An integrated approach to identify quantitative sources and hazardous areas of heavy metals in soils

Identifying quantitative sources and hazardous areas of heavy metals is a crucial issue for soil management. For
this purpose, an integrated approach composed of finite mixture distributionmodeling (FMDM), positive matrix
factorization (PMF) and sequential Gaussian co-simulation (SGCS) was proposed. FMDM was used to establish
background standards and pollution thresholds. PMF supported by FMDM background standards was applied
to estimate the source apportionment. Hazardous areas of single metals were delineated using SGCS with
FMDM pollution thresholds and uncertainty analysis, and overall hazardous areas were defined by the presence
of multiple metals. This integrated approach was applied to a dataset of seven metals as a case study. FMDMindicated
that the distributions of Cr, Cu, Ni, and Zn were fitted to two-dimensional mixture distributions,
representing a background distribution and a moderately polluted distribution. The distributions of Cd, Hg, and
Pb were composed of a three-component lognormal mixture distribution, corresponding to the background,
moderate, and high pollution distributions. Three sources were apportioned. Cr, Cu, Ni, and Zn were dominated
by parent materials. Parent materials contributed 52.6%, 45.8%, and 81.9% of Cd, Hg, and Pb concentrations, respectively.
Human emissions from coal combustion, industrial work and traffic had significant influences on

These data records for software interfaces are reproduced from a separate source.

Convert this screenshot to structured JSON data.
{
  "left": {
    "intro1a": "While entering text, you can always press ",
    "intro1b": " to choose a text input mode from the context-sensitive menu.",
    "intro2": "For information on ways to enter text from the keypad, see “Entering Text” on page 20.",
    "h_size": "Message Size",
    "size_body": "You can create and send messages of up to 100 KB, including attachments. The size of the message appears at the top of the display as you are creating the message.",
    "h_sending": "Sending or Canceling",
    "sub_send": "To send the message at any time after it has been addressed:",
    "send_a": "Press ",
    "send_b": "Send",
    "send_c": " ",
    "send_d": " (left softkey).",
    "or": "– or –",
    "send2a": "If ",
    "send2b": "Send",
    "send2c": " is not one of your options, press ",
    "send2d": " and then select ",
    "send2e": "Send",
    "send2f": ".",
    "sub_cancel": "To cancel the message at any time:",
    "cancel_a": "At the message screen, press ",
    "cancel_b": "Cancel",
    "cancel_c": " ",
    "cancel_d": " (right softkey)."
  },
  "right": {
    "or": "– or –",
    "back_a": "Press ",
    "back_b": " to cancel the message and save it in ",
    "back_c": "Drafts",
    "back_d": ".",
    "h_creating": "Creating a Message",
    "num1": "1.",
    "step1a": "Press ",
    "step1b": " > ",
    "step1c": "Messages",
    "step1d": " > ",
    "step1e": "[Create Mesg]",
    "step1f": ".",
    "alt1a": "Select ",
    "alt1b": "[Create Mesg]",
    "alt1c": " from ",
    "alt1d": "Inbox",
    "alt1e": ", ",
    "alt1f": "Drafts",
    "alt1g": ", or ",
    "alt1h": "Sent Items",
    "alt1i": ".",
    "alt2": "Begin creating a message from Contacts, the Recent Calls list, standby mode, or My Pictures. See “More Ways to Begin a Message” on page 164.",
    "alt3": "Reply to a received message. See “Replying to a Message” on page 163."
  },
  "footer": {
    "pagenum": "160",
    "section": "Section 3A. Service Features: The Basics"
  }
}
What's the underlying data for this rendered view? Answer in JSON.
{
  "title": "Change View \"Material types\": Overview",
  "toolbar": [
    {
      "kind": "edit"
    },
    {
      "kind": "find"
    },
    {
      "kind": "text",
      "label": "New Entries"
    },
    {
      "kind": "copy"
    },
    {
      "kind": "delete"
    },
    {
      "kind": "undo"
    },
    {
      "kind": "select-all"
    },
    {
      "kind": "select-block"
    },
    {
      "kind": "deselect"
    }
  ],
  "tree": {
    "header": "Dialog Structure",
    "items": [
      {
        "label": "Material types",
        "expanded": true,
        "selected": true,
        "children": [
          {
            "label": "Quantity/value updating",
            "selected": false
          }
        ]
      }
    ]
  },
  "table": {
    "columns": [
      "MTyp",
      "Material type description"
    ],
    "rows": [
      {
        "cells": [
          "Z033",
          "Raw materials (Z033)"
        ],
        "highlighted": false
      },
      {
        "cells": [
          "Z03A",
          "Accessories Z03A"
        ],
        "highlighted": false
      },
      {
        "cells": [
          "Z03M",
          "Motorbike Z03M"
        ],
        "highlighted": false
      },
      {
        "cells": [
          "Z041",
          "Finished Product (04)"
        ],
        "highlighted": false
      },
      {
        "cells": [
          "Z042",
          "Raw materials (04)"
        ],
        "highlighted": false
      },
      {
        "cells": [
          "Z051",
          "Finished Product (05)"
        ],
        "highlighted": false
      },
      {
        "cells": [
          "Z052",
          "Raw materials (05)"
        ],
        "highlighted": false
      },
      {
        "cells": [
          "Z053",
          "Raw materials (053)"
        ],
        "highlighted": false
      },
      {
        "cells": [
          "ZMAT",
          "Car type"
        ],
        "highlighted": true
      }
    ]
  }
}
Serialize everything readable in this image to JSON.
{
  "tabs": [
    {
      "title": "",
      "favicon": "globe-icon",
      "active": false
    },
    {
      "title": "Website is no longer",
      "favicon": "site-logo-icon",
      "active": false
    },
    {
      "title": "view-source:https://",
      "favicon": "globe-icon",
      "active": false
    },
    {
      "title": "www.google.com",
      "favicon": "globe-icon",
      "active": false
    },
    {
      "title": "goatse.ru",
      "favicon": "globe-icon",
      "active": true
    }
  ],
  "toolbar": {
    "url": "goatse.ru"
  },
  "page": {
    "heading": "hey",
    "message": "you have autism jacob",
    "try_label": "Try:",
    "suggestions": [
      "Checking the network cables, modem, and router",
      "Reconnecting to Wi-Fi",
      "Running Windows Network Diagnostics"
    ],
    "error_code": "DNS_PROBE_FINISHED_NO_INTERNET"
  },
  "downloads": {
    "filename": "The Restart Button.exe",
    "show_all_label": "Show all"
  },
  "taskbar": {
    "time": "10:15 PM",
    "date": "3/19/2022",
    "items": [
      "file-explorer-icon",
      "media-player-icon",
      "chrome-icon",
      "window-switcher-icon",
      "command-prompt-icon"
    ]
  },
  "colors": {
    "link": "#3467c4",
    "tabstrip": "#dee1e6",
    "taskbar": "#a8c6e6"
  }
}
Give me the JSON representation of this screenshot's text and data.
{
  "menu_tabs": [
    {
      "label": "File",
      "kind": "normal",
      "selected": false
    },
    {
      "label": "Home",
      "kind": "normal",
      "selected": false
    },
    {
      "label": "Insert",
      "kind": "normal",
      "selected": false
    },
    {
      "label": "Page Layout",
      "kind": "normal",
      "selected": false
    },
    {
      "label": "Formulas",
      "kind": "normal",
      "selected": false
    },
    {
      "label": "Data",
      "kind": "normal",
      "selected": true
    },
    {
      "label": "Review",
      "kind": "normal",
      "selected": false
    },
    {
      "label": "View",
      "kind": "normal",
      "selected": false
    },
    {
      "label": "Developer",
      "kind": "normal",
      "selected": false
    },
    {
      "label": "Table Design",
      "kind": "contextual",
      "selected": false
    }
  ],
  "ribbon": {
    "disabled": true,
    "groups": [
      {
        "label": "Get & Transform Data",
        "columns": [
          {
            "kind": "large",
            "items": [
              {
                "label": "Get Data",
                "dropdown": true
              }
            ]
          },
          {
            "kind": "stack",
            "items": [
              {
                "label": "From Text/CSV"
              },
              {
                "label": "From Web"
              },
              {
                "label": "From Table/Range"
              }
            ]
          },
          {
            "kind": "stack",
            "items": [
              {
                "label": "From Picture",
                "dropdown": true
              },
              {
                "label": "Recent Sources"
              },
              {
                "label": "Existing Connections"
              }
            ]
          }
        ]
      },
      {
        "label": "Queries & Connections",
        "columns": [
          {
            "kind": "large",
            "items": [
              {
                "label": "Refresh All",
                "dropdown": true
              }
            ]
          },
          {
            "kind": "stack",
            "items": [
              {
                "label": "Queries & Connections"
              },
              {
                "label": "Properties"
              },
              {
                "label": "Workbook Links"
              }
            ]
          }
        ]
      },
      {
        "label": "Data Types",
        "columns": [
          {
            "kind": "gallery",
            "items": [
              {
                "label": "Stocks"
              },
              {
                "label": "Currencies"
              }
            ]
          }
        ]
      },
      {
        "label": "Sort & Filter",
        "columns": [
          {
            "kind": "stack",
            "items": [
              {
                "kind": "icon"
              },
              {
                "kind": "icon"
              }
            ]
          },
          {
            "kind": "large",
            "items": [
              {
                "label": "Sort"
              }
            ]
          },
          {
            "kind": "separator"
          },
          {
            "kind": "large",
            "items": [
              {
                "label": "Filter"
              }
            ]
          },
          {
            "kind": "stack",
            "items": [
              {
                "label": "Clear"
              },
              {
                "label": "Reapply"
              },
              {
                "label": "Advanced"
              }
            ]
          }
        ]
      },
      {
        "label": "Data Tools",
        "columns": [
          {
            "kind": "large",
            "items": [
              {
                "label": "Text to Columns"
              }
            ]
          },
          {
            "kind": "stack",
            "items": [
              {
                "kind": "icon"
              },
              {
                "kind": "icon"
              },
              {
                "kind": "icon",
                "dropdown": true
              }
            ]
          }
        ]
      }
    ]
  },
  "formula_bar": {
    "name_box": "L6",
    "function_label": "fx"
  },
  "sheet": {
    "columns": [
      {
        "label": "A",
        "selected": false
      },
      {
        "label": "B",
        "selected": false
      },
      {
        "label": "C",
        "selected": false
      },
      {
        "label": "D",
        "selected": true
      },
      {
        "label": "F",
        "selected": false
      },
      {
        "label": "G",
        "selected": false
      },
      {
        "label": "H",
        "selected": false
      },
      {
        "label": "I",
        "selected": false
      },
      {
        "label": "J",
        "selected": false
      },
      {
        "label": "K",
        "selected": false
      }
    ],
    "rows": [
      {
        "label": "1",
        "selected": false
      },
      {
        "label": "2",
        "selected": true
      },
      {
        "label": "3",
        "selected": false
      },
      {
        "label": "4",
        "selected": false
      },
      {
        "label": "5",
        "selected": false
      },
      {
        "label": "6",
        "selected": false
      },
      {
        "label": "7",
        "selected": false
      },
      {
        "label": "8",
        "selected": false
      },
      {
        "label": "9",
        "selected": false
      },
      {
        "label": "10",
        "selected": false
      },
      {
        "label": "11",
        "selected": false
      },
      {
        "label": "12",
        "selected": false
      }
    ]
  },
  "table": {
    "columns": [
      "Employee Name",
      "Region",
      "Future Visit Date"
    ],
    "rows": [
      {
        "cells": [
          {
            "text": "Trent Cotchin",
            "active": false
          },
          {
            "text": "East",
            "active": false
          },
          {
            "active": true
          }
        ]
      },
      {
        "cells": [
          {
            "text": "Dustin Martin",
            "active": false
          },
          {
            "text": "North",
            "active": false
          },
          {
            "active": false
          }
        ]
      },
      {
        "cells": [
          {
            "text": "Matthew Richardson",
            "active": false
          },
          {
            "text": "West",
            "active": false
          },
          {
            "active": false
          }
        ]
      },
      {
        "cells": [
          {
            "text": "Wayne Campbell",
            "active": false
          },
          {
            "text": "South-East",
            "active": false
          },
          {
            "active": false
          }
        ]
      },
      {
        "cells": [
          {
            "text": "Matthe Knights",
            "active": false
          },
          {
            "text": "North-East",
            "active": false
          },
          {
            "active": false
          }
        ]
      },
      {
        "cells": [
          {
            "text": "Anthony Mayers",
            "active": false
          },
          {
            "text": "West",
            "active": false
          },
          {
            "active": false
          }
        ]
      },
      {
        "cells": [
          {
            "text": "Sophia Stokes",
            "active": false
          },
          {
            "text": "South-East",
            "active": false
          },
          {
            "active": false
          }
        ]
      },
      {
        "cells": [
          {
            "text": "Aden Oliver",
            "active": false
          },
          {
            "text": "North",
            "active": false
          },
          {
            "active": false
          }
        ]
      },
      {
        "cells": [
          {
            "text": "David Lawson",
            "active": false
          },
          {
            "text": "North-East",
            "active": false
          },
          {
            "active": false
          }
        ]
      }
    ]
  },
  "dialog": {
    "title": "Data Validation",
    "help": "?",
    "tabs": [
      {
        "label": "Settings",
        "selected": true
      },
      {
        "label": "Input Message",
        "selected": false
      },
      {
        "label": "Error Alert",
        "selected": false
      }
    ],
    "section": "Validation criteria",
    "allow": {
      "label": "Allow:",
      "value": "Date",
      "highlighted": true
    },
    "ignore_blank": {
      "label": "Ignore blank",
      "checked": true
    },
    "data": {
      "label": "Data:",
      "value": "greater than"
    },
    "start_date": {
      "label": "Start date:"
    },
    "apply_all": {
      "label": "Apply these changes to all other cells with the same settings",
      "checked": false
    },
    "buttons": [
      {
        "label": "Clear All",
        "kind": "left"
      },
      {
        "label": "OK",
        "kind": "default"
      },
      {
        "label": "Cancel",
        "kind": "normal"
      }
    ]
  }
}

Hg, Cd, and Pb,with contributions of 49.8%, 26.9%, and 15.6%, respectively. Agricultural practiceswere exclusively
associated with 20.5% of Cd. Overall, hazardous areas exceeding moderate pollution thresholds covered 17.4% of
the total area, corresponding to urban areas and industrial sites,whereas overall hazardous areas above high pollution
thresholds were limited to 0.01% of the total area.
Publication Name: 
Science of the Total Environment
Page Number: 
Lv, Jianshu; Liu, Yang